Captchas aren't meant to be machine-readable, and that's terrible. It is time to end this obvious bout of unfounded hatred for machines just trying to let you know about great deals on ṗḧ@ṛḿ4ćëüäḷṡ ƻđȺɏ.

Note: All captchas were made by using a library that has been modified so that it mostly generates images much easier than most real captchas. Don't expect code here to work well in the real world.

Make a program that translates given captchas to their text.

Default acceptable image I/O methods apply for input.
Output must be the text contained in the captcha, but other than that default acceptable general I/O methods apply.

Example

Input:

Output: dlznuu

Rules

• Please don't just hardcode the images or image hashes or such. If anyone does this I'm going to generate another testcase folder and then everyone will be unhappy. (Hardcoding stuff like "this is how a letter looks" is allowed, but creativity is encouraged.)
• Don't rely on the filename or anything but the actual image data for anything other than validating your output.
• Your program must be below 50,000 bytes.
• No using Tesseract. Come on, you thought it was gonna be that easy?

Test cases:

• All captchas have 6 letters in them.
• All captchas are 200 by 80 pixels.
• All characters are lowercase.
• All characters are in the range a-z, with no numbers or special characters.
• All captchas fit the regex /^[a-z]{6}\$/.
• Every testcase is named [correct_result].png

Scoring:

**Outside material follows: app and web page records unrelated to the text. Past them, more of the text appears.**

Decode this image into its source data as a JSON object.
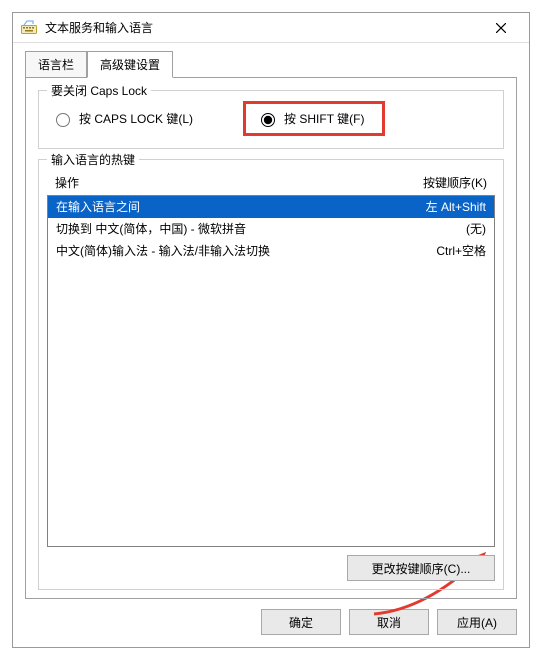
{
  "window": {
    "title": "文本服务和输入语言"
  },
  "tabs": {
    "tab0": "语言栏",
    "tab1": "高级键设置"
  },
  "capslock": {
    "group_label": "要关闭 Caps Lock",
    "radio_capslock": "按 CAPS LOCK 键(L)",
    "radio_shift": "按 SHIFT 键(F)"
  },
  "hotkeys": {
    "group_label": "输入语言的热键",
    "col_action": "操作",
    "col_keys": "按键顺序(K)",
    "rows": [
      {
        "action": "在输入语言之间",
        "keys": "左 Alt+Shift"
      },
      {
        "action": "切换到 中文(简体，中国) - 微软拼音",
        "keys": "(无)"
      },
      {
        "action": "中文(简体)输入法 - 输入法/非输入法切换",
        "keys": "Ctrl+空格"
      }
    ],
    "change_seq_btn": "更改按键顺序(C)..."
  },
  "buttons": {
    "ok": "确定",
    "cancel": "取消",
    "apply": "应用(A)"
  }
}
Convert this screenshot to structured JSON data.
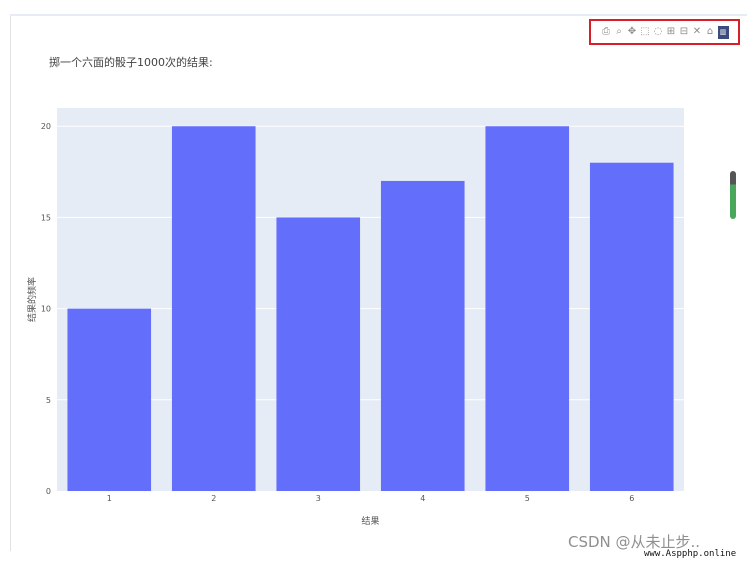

Test your program on all 1000 images provided in the tar.gz. (the gist files are just example files)
Your program's score is (amount_correct / 1000) * 100%.

closed as too broad by Ian Miller, NoOneIsHere, Wheat Wizard, peter ferrie, TimtechNov 24 '18 at 3:39

Please edit the question to limit it to a specific problem with enough detail to identify an adequate answer. Avoid asking multiple distinct questions at once. See the How to Ask page for help clarifying this question. If this question can be reworded to fit the rules in the help center, please edit the question.

• Um, / 1000 * 100 is just / 10? – Erik the Outgolfer Nov 3 '18 at 22:39
• @EriktheOutgolfer That is maybe slightly less clear. *100 emphasizes that the score is being displayed as a percentage. – dylnan Nov 3 '18 at 22:59
• @EriktheOutgolfer Exactly what dylnan said -- I made the conscious choice not to do that because it'd be more obvious this way, in my opinion. – NO_BOOT_DEVICE Nov 4 '18 at 2:12
• Is there a reason you didn't just say "your program's score is the percentage correct on the 1000 test cases"? – Kamil Drakari Nov 4 '18 at 2:42
• @KamilDrakari, even that's way more complicated than it needs to be. "Your program's score is the number of correct results from the test battery." – Peter Taylor Nov 23 '18 at 13:43